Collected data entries
BEGIN

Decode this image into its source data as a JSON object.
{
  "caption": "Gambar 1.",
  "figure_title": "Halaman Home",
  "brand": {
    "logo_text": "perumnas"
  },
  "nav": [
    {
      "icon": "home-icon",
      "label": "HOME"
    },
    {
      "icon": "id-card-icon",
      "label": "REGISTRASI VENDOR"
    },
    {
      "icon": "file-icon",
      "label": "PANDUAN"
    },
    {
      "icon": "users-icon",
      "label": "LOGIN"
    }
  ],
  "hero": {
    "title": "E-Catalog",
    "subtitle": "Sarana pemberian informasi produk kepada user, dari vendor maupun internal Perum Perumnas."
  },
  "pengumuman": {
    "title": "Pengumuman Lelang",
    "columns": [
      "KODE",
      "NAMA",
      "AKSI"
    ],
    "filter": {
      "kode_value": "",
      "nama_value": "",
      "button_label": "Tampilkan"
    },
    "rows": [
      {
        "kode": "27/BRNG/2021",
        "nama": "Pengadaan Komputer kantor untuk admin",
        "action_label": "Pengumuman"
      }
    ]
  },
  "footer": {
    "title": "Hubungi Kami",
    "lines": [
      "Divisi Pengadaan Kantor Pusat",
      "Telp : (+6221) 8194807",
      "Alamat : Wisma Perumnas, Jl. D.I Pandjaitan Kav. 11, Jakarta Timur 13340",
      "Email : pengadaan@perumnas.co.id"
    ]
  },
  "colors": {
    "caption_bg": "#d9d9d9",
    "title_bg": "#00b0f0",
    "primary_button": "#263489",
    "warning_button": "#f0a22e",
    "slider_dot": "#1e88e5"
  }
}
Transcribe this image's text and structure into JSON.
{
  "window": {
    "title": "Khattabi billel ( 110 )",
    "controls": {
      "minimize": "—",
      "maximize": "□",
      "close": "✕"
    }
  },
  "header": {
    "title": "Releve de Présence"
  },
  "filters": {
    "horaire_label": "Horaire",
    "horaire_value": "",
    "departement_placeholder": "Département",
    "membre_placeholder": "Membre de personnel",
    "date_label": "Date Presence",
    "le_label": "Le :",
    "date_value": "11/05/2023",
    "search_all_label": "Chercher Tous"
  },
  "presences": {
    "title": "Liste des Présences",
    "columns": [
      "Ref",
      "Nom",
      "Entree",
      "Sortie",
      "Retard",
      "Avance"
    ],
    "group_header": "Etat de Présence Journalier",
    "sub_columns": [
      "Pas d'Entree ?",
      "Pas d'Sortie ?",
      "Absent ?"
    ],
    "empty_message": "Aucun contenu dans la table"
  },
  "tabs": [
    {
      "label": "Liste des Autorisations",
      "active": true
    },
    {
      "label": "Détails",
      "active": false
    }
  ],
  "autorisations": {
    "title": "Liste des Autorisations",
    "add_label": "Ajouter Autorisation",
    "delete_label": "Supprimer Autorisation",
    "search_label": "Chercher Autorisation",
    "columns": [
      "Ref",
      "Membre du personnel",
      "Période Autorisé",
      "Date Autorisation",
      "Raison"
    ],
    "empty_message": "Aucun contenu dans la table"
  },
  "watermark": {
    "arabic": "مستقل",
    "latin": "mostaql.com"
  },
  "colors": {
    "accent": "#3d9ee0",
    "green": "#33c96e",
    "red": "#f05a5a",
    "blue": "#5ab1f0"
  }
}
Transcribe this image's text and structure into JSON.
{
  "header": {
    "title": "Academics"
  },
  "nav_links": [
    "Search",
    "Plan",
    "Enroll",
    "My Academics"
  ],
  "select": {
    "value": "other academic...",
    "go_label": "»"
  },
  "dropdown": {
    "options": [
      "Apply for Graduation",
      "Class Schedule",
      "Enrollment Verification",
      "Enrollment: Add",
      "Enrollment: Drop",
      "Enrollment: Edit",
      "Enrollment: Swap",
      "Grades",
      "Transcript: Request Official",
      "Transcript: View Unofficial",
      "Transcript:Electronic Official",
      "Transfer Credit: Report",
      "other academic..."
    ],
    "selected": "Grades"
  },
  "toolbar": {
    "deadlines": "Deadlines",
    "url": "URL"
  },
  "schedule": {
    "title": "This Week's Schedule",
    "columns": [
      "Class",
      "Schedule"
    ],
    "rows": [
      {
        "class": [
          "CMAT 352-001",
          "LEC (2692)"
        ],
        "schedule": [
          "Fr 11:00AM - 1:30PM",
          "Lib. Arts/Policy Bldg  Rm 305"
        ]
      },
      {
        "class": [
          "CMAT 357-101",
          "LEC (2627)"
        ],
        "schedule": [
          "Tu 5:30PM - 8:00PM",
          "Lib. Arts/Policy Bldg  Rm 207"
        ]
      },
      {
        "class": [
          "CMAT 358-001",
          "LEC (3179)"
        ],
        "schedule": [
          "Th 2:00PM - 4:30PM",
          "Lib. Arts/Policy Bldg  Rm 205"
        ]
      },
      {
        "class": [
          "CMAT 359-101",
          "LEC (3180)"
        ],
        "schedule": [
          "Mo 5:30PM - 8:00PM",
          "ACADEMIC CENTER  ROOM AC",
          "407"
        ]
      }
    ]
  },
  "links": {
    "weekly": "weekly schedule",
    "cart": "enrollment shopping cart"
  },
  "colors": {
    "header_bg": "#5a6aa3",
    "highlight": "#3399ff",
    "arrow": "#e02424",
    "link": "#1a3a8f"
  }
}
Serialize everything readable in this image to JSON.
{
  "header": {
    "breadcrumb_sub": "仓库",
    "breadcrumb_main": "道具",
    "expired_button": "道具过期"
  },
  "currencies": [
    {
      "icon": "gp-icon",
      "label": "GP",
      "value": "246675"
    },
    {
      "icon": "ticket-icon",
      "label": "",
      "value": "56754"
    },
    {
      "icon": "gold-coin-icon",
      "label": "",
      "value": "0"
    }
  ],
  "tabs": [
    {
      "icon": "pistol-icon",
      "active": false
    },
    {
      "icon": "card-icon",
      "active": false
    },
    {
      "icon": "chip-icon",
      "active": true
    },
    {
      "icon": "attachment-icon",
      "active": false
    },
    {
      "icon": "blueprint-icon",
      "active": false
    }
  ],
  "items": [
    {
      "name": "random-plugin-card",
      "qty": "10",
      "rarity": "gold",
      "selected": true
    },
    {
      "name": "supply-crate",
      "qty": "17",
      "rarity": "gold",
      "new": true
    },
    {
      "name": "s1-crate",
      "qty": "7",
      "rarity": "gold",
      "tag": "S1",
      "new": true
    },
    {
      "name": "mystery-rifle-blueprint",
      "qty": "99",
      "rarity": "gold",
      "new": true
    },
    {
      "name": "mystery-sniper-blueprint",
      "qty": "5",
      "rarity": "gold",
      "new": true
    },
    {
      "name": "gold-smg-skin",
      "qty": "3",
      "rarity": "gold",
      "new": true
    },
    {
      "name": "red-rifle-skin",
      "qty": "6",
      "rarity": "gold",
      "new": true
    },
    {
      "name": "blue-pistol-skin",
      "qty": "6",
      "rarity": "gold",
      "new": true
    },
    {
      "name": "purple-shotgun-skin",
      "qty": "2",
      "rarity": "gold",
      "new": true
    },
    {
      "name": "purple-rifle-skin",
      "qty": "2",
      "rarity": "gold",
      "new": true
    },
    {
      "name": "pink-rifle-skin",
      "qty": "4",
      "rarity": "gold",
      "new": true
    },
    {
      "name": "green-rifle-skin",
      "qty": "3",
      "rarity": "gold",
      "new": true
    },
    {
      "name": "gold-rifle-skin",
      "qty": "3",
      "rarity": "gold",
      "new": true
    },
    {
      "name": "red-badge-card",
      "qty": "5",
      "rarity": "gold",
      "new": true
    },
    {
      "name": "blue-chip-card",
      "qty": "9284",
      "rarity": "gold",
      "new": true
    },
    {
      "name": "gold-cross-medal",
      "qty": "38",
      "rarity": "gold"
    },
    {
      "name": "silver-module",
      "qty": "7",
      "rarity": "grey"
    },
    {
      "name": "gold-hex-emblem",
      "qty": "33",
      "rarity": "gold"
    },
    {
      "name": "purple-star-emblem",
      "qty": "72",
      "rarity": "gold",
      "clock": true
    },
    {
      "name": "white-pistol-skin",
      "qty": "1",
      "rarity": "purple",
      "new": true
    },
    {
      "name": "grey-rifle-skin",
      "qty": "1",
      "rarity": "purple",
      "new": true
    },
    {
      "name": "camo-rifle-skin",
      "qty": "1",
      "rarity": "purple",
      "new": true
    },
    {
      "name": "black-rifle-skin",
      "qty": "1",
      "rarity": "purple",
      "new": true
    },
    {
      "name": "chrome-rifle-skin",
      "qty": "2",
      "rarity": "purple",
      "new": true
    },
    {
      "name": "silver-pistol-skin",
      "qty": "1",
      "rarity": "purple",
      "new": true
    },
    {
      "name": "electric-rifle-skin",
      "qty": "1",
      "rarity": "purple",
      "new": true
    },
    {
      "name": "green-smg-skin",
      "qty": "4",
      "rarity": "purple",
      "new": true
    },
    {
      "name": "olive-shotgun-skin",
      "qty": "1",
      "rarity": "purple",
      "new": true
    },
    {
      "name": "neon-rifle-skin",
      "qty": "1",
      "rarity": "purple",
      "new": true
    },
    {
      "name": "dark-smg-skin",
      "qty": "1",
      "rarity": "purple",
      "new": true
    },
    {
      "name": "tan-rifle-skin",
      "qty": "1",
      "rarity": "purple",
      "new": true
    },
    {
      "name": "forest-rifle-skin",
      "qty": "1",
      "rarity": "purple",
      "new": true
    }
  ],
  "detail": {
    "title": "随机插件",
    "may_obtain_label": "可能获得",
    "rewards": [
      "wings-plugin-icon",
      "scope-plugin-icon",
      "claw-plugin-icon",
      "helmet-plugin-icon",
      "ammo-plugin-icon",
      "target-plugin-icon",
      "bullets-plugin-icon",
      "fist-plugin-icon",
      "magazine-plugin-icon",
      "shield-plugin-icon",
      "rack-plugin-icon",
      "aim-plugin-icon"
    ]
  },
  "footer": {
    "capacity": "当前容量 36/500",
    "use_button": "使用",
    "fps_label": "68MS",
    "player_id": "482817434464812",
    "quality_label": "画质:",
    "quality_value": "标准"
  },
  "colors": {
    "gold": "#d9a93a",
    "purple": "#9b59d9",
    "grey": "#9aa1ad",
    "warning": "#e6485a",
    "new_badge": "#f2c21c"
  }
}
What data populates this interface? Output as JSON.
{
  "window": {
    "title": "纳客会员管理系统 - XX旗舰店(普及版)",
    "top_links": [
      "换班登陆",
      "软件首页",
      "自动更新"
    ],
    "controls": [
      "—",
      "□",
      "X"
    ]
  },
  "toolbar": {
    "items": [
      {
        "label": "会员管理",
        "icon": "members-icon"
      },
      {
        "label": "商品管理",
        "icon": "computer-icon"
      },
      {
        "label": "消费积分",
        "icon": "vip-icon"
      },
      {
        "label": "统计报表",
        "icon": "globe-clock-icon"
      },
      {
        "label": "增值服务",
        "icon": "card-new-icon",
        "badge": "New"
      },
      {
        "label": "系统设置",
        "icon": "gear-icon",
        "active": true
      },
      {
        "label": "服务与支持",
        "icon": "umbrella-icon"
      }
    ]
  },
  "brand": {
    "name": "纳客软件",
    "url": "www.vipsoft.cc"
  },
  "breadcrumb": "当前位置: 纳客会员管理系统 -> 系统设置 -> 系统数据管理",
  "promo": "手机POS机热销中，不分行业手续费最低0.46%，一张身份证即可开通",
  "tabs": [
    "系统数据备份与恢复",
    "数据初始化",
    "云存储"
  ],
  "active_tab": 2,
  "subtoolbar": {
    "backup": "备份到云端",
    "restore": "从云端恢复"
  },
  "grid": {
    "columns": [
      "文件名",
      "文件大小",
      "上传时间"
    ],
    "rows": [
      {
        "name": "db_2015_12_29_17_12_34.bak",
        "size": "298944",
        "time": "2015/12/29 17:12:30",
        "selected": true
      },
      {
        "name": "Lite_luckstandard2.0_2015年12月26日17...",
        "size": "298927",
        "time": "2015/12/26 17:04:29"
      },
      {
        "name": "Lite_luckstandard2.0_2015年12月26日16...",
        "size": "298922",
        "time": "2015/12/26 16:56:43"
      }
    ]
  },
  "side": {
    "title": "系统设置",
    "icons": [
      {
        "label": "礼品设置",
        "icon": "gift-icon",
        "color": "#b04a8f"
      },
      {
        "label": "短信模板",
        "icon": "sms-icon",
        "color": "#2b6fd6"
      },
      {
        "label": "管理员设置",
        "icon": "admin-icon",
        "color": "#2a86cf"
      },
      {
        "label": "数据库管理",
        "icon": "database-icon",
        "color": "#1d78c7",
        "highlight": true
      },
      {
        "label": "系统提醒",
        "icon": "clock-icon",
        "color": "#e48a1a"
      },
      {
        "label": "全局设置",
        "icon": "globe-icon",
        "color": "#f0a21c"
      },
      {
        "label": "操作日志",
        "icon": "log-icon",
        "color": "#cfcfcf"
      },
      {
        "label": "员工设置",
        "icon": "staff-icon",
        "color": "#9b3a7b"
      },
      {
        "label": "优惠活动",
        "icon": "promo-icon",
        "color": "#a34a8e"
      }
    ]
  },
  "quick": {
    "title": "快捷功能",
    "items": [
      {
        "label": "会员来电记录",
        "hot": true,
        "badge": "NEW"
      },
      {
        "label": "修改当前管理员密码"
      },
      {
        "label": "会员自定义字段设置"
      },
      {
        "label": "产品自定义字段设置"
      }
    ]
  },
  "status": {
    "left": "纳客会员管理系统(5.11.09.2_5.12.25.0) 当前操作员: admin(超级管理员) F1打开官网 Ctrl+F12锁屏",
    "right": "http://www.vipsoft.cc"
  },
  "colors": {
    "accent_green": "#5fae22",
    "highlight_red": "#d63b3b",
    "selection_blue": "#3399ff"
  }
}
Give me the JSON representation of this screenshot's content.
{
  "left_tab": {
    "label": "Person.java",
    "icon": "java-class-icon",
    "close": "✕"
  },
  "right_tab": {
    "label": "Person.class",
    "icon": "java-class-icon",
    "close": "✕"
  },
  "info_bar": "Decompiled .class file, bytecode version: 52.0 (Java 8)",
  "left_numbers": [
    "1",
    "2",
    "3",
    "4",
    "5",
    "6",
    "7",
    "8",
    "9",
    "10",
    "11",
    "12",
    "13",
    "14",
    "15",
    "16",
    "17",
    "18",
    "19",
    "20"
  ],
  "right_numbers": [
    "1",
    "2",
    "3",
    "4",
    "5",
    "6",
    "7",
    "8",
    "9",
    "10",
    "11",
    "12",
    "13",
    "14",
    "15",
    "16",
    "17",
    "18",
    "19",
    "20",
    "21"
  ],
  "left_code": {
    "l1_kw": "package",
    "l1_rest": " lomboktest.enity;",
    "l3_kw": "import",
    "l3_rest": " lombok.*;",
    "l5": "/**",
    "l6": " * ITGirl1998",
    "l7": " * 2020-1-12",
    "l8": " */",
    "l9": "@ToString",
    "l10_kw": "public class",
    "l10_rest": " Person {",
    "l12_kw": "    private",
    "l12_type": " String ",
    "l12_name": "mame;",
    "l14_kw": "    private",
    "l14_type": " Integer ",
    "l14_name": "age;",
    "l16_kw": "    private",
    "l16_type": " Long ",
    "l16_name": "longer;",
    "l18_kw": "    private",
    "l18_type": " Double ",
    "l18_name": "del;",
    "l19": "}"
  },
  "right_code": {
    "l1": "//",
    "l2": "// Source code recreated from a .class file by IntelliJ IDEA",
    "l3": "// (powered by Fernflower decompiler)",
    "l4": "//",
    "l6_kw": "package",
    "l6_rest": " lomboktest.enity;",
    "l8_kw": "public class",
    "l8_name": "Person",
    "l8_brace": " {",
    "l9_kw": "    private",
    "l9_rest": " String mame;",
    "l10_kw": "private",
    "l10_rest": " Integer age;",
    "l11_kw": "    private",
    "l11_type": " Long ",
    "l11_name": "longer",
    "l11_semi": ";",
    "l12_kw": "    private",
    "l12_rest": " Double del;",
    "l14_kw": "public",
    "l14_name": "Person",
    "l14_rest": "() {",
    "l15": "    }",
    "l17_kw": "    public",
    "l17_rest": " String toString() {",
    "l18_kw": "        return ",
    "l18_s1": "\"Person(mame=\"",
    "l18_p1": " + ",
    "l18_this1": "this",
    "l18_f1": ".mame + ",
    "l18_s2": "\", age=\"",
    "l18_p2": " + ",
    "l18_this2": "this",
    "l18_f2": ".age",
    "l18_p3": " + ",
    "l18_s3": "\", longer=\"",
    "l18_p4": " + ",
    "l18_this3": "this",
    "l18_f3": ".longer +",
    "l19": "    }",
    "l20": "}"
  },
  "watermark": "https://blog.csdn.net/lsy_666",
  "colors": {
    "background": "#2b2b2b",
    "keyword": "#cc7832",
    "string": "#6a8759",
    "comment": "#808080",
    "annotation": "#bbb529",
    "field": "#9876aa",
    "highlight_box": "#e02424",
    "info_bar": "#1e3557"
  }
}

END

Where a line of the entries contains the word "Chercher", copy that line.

OUTPUT OF THE TASK:
    "search_all_label": "Chercher Tous"
    "search_label": "Chercher Autorisation",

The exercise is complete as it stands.